I want to highlight the personal responsibility in this because it is likely the easiest part for our flesh to skip over. One of the most important keys to finding truth is finding and following the golden thread of personal responsibility and service to God. Although some of us may be tempted to have the power, prestige, or ambition that being the spiritual leader and being responsible for other people’s lives would bring, I don’t think that this is as common of a temptation to fall into. We love the idea of a personal faith; it is very natural to enjoy the freedom of not following an earthly priest. We don’t particularly enjoy authority in our lives but that part of it doesn’t go away. Just because Jesus set up his kingdom allowing personal choice doesn’t suddenly mean his plan was for us to start a personalized church where we make all our own decisions. Instead, we need to be accountable to the many priests who are in the royal priesthood within our church. We also don’t enjoy trying to get along with other faulty people. Jesus could have set up an authority structure that allowed American Christians to coast along and left the priests to take care of the church. Instead, he set up a brotherhood. He taught Matthew 18. He gave us the sermon on the mount. It appears all throughout the New Testament that he set up much of his uncommon work to flow through common people. These were faulty humans who shared the one uncommon virtue of being willing and responsible servants to each other for his glory.
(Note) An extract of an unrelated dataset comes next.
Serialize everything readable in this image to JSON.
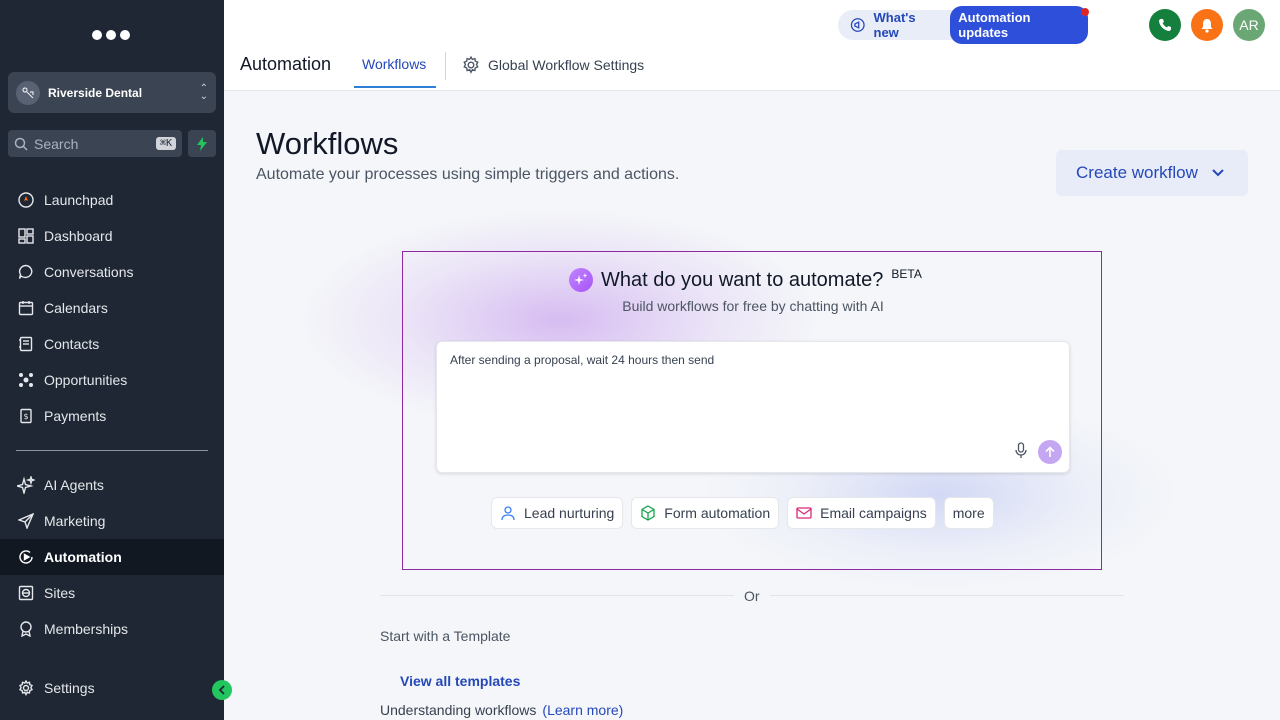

The modern Anabaptist form of setting up a professional priesthood to handle spiritual things could take many forms. One of them could look like laziness or ambivalence. We children of modern culture, who can so readily delegate things to professionals, may be tempted to outsource prayer to our mom or wife, delegate hungry interest in spiritual things, church history, and having a personal religious philosophy to our dad or husband, and assign the deep study of God’s word to our pastor or the Sunday school teacher. But in this process, we will lose our own personal faith and go to a very personal hell. The thinking goes, “What I don’t admit to myself about the depth of my personal depravity and selfishness won’t ever rise to the forefront of my consciousness enough to bother me. I’ve outsourced my Christianity to others and have created a sophisticated fiction that is equal parts ludicrous and dangerous.”
Unfortunately for the old selfish man in us, Jesus has not offered humanity a relationship with him that can be outsourced to professionals. All along he wanted humans to be sentient enough to realize his incredible, matchless worthiness of our devotion, service, and love.
Jesus wants us to graduate from this life with a degree in useful personal service and a long life spent practicing his commandments. He wants wise friends who are willing to step in when things get messy, and people don’t deserve it. He wants his uncommon and unselfish view of the world to dominate our thought patterns and viewpoints. To fully become his children, we must share in the load of the royal priesthood and become his loyal and grateful servants.
1Dostoyevsky, Fyodor (2003). The Brothers Karamazov. Penguin (McDuff translation).
2 The Grand Inquisitor. (2023, July 10). In Wikipedia. https://en.wikipedia.org/wiki/The_Grand_Inquisitor